◆ YOUR OBJECTIVE ◆
Every line of the records below that has the word "JSON" should be copied.

◆ EXTRACTED DATA ◆
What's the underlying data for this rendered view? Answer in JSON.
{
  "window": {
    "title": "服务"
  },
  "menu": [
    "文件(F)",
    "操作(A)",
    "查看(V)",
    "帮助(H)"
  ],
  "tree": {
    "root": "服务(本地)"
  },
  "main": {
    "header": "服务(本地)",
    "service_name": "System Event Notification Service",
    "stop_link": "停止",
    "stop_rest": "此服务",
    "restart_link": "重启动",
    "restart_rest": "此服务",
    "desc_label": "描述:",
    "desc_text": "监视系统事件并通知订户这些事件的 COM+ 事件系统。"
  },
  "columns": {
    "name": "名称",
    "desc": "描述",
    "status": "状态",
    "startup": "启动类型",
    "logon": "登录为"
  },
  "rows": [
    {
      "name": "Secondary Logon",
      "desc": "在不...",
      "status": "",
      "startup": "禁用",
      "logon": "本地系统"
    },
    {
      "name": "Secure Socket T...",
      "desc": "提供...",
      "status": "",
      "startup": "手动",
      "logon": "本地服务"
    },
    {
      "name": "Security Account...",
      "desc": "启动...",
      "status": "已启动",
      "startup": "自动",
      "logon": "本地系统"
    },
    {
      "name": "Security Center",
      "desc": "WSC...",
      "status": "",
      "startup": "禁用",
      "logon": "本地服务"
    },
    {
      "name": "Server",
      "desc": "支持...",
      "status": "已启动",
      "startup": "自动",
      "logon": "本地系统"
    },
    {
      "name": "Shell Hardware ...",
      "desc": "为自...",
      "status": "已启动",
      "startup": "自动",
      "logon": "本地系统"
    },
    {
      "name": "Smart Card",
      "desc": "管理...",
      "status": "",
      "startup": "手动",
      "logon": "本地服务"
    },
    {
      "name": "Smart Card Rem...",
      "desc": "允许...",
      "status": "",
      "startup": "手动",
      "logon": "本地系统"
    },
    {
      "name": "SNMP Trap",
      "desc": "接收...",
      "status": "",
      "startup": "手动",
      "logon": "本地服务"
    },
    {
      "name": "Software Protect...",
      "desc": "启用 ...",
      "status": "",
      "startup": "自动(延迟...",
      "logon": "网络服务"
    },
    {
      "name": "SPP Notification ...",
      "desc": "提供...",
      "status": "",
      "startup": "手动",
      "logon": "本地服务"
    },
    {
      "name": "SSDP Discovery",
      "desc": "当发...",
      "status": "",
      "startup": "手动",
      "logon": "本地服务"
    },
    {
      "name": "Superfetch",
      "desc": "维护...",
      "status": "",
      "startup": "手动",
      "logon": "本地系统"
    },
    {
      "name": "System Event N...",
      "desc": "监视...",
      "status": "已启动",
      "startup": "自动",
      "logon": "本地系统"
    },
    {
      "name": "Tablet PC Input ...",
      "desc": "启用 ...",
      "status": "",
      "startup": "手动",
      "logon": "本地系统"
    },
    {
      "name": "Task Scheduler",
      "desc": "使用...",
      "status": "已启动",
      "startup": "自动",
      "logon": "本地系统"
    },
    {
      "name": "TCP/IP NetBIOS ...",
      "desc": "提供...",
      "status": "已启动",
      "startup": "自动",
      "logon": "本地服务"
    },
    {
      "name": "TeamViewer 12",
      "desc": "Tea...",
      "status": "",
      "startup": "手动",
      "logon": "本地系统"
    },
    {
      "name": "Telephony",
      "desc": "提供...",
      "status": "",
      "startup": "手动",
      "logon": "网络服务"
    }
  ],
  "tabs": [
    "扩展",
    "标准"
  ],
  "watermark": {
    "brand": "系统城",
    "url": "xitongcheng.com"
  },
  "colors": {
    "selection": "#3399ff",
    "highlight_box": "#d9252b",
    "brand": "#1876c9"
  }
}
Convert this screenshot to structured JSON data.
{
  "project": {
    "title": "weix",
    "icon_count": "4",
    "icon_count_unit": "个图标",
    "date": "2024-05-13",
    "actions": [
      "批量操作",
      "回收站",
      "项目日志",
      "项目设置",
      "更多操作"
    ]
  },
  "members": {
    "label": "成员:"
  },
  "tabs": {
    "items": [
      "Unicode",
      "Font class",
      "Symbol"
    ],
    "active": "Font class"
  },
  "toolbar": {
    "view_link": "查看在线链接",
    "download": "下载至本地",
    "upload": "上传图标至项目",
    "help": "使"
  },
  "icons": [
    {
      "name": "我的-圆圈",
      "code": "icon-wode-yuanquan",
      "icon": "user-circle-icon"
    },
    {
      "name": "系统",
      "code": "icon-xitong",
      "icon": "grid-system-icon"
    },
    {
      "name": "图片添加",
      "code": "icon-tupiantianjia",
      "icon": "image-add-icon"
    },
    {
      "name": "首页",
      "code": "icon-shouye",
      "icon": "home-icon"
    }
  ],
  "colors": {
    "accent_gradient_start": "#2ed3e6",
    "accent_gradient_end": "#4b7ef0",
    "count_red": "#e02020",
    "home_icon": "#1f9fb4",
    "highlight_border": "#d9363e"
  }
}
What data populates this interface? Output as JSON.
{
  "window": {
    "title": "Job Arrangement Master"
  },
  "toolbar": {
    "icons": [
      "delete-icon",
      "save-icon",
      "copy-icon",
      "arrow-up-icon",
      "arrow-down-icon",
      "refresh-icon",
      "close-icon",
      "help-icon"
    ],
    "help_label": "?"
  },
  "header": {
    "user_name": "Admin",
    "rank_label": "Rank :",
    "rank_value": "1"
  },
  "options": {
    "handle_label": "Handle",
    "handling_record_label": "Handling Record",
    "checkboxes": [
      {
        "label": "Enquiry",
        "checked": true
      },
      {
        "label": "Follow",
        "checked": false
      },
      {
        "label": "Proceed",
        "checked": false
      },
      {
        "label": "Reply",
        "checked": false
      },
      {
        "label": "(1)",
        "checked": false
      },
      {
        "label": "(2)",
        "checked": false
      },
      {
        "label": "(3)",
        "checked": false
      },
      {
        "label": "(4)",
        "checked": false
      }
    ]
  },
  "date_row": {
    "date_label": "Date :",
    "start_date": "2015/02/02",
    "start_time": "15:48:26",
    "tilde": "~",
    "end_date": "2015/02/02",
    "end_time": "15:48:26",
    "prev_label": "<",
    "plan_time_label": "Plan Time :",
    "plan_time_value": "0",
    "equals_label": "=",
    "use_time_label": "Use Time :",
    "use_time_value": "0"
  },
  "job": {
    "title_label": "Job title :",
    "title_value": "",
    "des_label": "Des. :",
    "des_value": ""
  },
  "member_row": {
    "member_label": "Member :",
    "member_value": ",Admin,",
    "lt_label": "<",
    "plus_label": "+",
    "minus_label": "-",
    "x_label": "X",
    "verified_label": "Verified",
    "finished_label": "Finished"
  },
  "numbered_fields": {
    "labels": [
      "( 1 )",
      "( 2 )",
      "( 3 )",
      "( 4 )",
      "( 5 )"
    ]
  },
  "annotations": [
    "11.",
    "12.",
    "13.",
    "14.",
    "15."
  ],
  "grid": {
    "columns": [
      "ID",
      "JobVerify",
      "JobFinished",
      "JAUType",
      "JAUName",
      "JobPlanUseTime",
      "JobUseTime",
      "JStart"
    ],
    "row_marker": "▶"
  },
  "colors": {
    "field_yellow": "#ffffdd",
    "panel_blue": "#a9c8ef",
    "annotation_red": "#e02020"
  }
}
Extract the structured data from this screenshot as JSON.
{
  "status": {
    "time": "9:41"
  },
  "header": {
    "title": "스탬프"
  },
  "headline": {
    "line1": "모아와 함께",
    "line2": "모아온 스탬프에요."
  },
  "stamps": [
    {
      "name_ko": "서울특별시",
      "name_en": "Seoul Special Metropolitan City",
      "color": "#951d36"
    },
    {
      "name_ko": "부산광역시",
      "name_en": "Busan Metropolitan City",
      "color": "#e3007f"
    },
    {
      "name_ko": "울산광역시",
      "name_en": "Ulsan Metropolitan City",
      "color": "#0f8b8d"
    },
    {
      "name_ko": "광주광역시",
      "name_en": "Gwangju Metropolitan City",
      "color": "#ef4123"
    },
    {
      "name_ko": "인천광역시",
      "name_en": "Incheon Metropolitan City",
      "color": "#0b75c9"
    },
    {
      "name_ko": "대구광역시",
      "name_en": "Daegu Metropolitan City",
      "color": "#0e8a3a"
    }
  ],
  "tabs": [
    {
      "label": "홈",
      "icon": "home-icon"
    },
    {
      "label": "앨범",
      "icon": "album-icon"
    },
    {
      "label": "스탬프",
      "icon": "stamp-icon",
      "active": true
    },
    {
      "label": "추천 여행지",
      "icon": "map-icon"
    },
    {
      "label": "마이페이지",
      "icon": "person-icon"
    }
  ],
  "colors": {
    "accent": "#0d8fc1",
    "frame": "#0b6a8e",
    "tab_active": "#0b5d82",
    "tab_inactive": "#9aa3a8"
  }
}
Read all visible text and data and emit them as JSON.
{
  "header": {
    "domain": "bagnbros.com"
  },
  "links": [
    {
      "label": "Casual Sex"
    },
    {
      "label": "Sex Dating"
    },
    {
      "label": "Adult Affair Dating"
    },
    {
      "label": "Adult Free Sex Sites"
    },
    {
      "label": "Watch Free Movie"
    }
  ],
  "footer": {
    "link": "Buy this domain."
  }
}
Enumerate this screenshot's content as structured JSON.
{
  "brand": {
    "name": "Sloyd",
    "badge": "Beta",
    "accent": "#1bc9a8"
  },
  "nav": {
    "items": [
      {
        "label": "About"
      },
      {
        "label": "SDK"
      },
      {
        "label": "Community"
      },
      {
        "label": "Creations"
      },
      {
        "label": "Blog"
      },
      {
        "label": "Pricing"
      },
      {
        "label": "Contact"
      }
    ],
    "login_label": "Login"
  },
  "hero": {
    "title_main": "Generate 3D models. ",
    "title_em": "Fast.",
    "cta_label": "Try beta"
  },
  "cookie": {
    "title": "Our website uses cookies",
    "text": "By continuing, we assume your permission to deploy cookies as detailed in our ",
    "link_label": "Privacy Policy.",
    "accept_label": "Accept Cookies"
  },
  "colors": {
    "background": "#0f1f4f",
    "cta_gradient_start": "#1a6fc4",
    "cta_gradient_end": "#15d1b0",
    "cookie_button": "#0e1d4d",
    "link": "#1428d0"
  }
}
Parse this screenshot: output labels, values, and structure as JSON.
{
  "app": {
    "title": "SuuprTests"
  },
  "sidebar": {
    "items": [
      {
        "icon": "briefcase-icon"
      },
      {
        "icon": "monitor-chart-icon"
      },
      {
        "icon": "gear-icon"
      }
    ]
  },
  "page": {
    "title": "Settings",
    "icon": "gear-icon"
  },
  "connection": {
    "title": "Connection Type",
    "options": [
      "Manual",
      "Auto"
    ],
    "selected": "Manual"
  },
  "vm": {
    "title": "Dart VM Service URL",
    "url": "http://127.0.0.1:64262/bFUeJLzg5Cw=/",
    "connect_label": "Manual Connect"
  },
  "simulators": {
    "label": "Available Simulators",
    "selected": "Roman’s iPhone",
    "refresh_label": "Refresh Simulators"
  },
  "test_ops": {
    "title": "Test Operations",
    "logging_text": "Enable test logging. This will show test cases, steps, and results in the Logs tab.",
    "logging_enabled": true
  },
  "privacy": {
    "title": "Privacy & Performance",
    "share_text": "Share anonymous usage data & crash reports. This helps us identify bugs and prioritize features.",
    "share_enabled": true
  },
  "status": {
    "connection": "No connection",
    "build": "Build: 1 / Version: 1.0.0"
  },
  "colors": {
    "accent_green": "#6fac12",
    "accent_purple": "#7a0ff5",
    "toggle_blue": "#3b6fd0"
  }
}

◆ ANSWER BOX ◆
What's the underlying data for this rendered view? Answer in JSON.
Convert this screenshot to structured JSON data.
What data populates this interface? Output as JSON.
Extract the structured data from this screenshot as JSON.
Read all visible text and data and emit them as JSON.
Enumerate this screenshot's content as structured JSON.
Parse this screenshot: output labels, values, and structure as JSON.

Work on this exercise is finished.